▸ **Dataset rows describing interfaces**:
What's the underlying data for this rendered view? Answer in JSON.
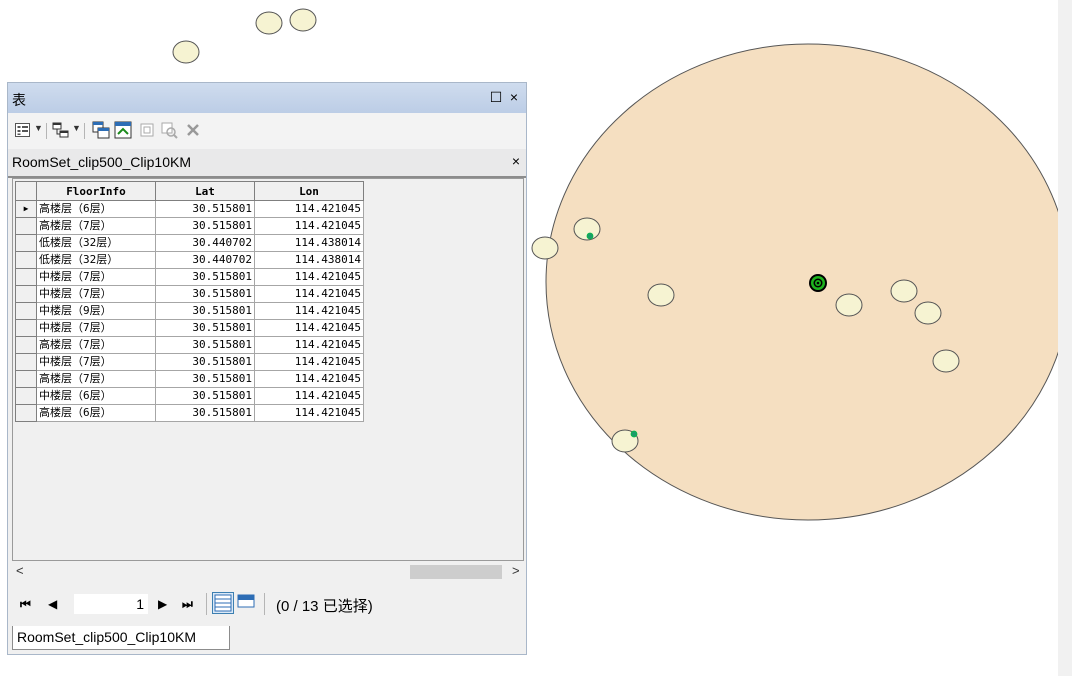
{
  "window": {
    "title": "表",
    "restore_glyph": "☐",
    "close_glyph": "×"
  },
  "toolbar": {
    "icons": [
      "table-options-icon",
      "related-tables-icon",
      "select-by-attributes-icon",
      "switch-selection-icon",
      "clear-selection-icon",
      "zoom-to-selected-icon",
      "delete-selected-icon"
    ]
  },
  "table": {
    "name": "RoomSet_clip500_Clip10KM",
    "close_glyph": "×",
    "columns": [
      "FloorInfo",
      "Lat",
      "Lon"
    ],
    "rows": [
      {
        "floor": "高楼层（6层）",
        "lat": "30.515801",
        "lon": "114.421045"
      },
      {
        "floor": "高楼层（7层）",
        "lat": "30.515801",
        "lon": "114.421045"
      },
      {
        "floor": "低楼层（32层）",
        "lat": "30.440702",
        "lon": "114.438014"
      },
      {
        "floor": "低楼层（32层）",
        "lat": "30.440702",
        "lon": "114.438014"
      },
      {
        "floor": "中楼层（7层）",
        "lat": "30.515801",
        "lon": "114.421045"
      },
      {
        "floor": "中楼层（7层）",
        "lat": "30.515801",
        "lon": "114.421045"
      },
      {
        "floor": "中楼层（9层）",
        "lat": "30.515801",
        "lon": "114.421045"
      },
      {
        "floor": "中楼层（7层）",
        "lat": "30.515801",
        "lon": "114.421045"
      },
      {
        "floor": "高楼层（7层）",
        "lat": "30.515801",
        "lon": "114.421045"
      },
      {
        "floor": "中楼层（7层）",
        "lat": "30.515801",
        "lon": "114.421045"
      },
      {
        "floor": "高楼层（7层）",
        "lat": "30.515801",
        "lon": "114.421045"
      },
      {
        "floor": "中楼层（6层）",
        "lat": "30.515801",
        "lon": "114.421045"
      },
      {
        "floor": "高楼层（6层）",
        "lat": "30.515801",
        "lon": "114.421045"
      }
    ],
    "current_row_marker": "▶"
  },
  "navigation": {
    "first": "⏮",
    "prev": "◀",
    "current_record": "1",
    "next": "▶",
    "last": "⏭",
    "selection_count": "(0 / 13 已选择)"
  },
  "scroll": {
    "left_arrow": "<",
    "right_arrow": ">"
  },
  "bottom_tab": {
    "label": "RoomSet_clip500_Clip10KM"
  },
  "colors": {
    "buffer_fill": "#f5dfc1",
    "point_fill": "#f6f3d2",
    "title_bar": "#c7d7ec",
    "center_marker": "#1a9c1a"
  }
}
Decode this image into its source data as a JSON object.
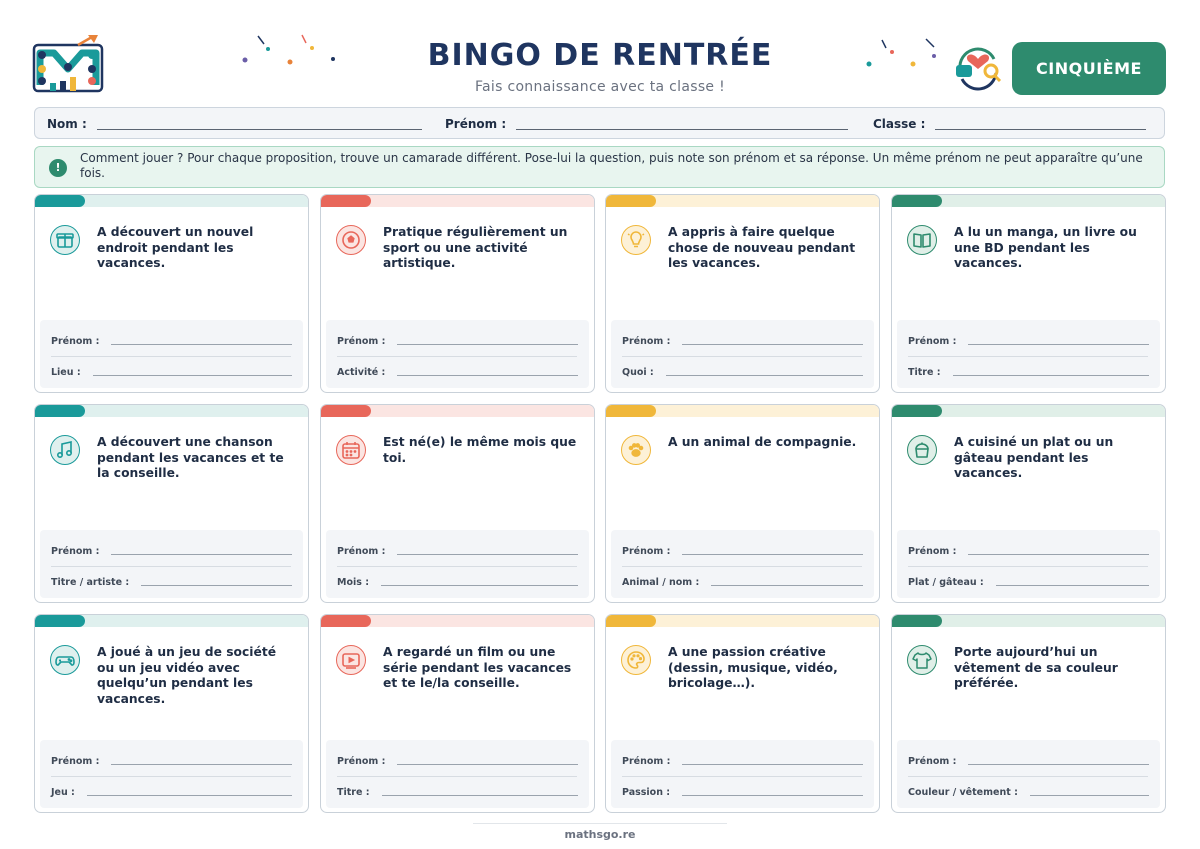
{
  "header": {
    "title": "BINGO DE RENTRÉE",
    "subtitle": "Fais connaissance avec ta classe !",
    "level": "CINQUIÈME"
  },
  "infobar": {
    "nom": "Nom :",
    "prenom": "Prénom :",
    "classe": "Classe :"
  },
  "notice": {
    "icon": "exclamation-icon",
    "text": "Comment jouer ? Pour chaque proposition, trouve un camarade différent. Pose-lui la question, puis note son prénom et sa réponse. Un même prénom ne peut apparaître qu’une fois."
  },
  "colors": {
    "teal": "#1a9a9a",
    "teal_light": "#dff0ee",
    "red": "#e8675a",
    "red_light": "#fbe5e2",
    "yellow": "#f0b73a",
    "yellow_light": "#fdf1d7",
    "green": "#2e8b6e",
    "green_light": "#e0efe8"
  },
  "cards": [
    {
      "question": "A découvert un nouvel endroit pendant les vacances.",
      "icon": "gift-icon",
      "label1": "Prénom :",
      "label2": "Lieu :"
    },
    {
      "question": "Pratique régulièrement un sport ou une activité artistique.",
      "icon": "ball-icon",
      "label1": "Prénom :",
      "label2": "Activité :"
    },
    {
      "question": "A appris à faire quelque chose de nouveau pendant les vacances.",
      "icon": "lightbulb-icon",
      "label1": "Prénom :",
      "label2": "Quoi :"
    },
    {
      "question": "A lu un manga, un livre ou une BD pendant les vacances.",
      "icon": "book-icon",
      "label1": "Prénom :",
      "label2": "Titre :"
    },
    {
      "question": "A découvert une chanson pendant les vacances et te la conseille.",
      "icon": "music-note-icon",
      "label1": "Prénom :",
      "label2": "Titre / artiste :"
    },
    {
      "question": "Est né(e) le même mois que toi.",
      "icon": "calendar-icon",
      "label1": "Prénom :",
      "label2": "Mois :"
    },
    {
      "question": "A un animal de compagnie.",
      "icon": "paw-icon",
      "label1": "Prénom :",
      "label2": "Animal / nom :"
    },
    {
      "question": "A cuisiné un plat ou un gâteau pendant les vacances.",
      "icon": "cooking-pot-icon",
      "label1": "Prénom :",
      "label2": "Plat / gâteau :"
    },
    {
      "question": "A joué à un jeu de société ou un jeu vidéo avec quelqu’un pendant les vacances.",
      "icon": "gamepad-icon",
      "label1": "Prénom :",
      "label2": "Jeu :"
    },
    {
      "question": "A regardé un film ou une série pendant les vacances et te le/la conseille.",
      "icon": "video-play-icon",
      "label1": "Prénom :",
      "label2": "Titre :"
    },
    {
      "question": "A une passion créative (dessin, musique, vidéo, bricolage…).",
      "icon": "palette-icon",
      "label1": "Prénom :",
      "label2": "Passion :"
    },
    {
      "question": "Porte aujourd’hui un vêtement de sa couleur préférée.",
      "icon": "tshirt-icon",
      "label1": "Prénom :",
      "label2": "Couleur / vêtement :"
    }
  ],
  "footer": "mathsgo.re"
}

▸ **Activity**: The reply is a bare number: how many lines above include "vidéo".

▸ **Task output**: 2